What you need to do: For the entries below, how many lines contain the word "Mobile"? Reply with the number and nothing else.

[Items from a dataset]
= = = =
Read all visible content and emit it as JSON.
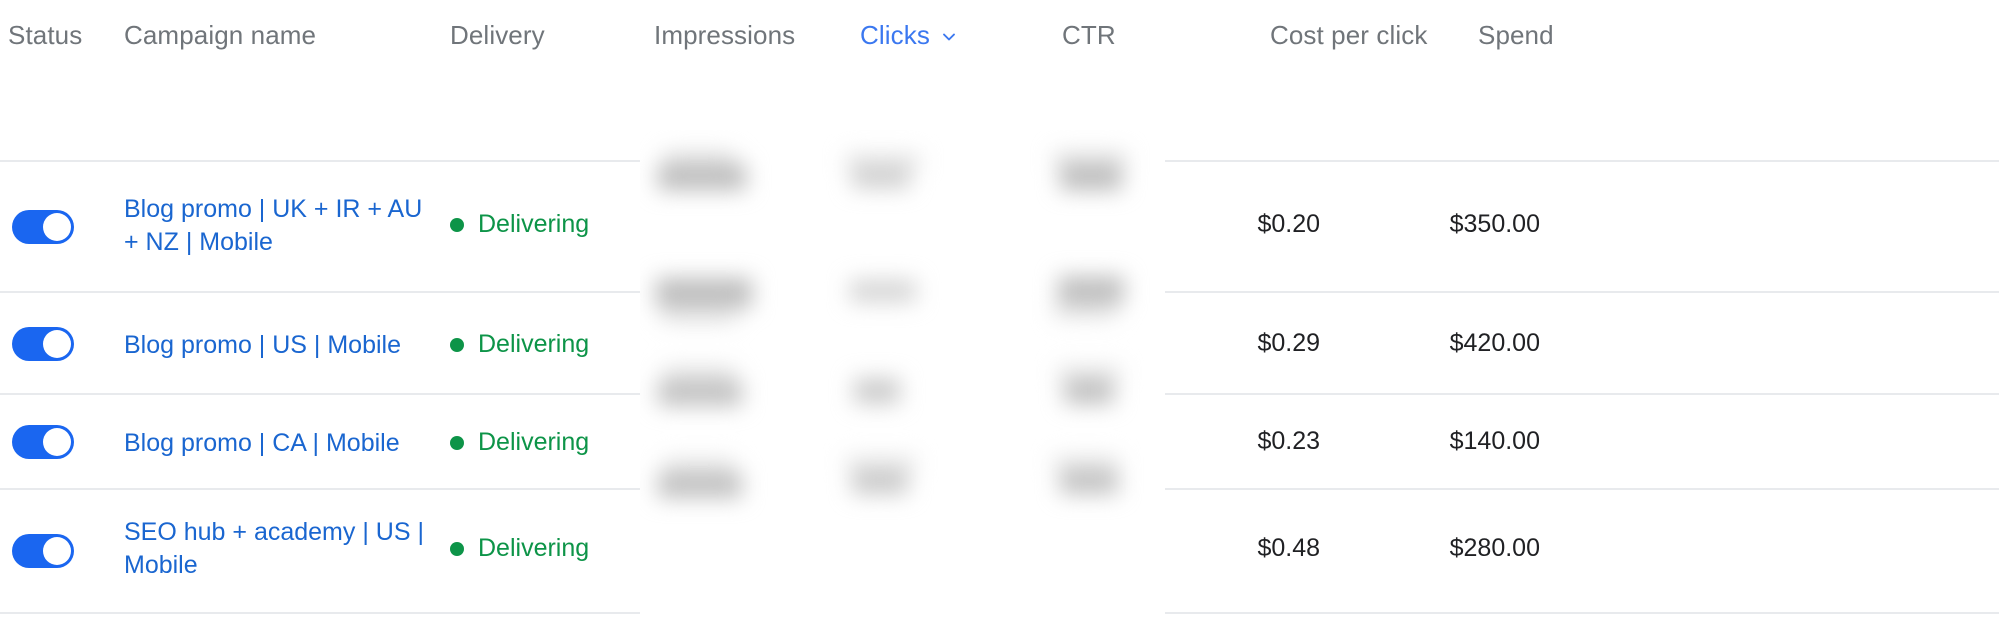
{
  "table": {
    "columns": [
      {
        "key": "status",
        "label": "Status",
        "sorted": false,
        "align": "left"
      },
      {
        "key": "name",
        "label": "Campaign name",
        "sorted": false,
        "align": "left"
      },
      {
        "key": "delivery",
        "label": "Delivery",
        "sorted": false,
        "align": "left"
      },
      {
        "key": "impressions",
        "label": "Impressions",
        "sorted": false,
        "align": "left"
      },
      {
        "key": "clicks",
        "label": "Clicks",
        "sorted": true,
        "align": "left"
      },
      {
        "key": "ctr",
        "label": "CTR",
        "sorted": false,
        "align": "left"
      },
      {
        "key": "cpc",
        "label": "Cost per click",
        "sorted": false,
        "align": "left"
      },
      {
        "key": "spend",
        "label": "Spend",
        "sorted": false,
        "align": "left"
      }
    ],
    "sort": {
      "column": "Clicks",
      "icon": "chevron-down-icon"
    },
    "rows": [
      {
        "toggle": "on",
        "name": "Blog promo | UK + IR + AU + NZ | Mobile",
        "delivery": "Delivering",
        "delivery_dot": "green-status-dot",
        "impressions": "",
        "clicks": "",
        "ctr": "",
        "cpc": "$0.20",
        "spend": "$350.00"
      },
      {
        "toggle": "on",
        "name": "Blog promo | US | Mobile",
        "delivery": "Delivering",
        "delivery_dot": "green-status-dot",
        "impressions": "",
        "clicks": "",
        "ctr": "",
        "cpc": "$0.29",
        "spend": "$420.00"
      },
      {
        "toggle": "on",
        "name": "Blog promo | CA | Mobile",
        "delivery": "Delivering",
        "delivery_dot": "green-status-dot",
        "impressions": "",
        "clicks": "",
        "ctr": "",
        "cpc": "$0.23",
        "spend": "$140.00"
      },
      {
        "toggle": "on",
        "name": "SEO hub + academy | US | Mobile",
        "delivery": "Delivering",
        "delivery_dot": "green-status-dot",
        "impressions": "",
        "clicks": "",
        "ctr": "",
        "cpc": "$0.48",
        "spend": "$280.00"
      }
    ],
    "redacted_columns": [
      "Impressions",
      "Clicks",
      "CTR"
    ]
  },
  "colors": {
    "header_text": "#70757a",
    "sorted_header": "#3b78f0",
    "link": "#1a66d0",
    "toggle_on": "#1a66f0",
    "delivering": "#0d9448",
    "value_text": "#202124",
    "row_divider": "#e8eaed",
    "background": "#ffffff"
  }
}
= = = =
Finished task: 4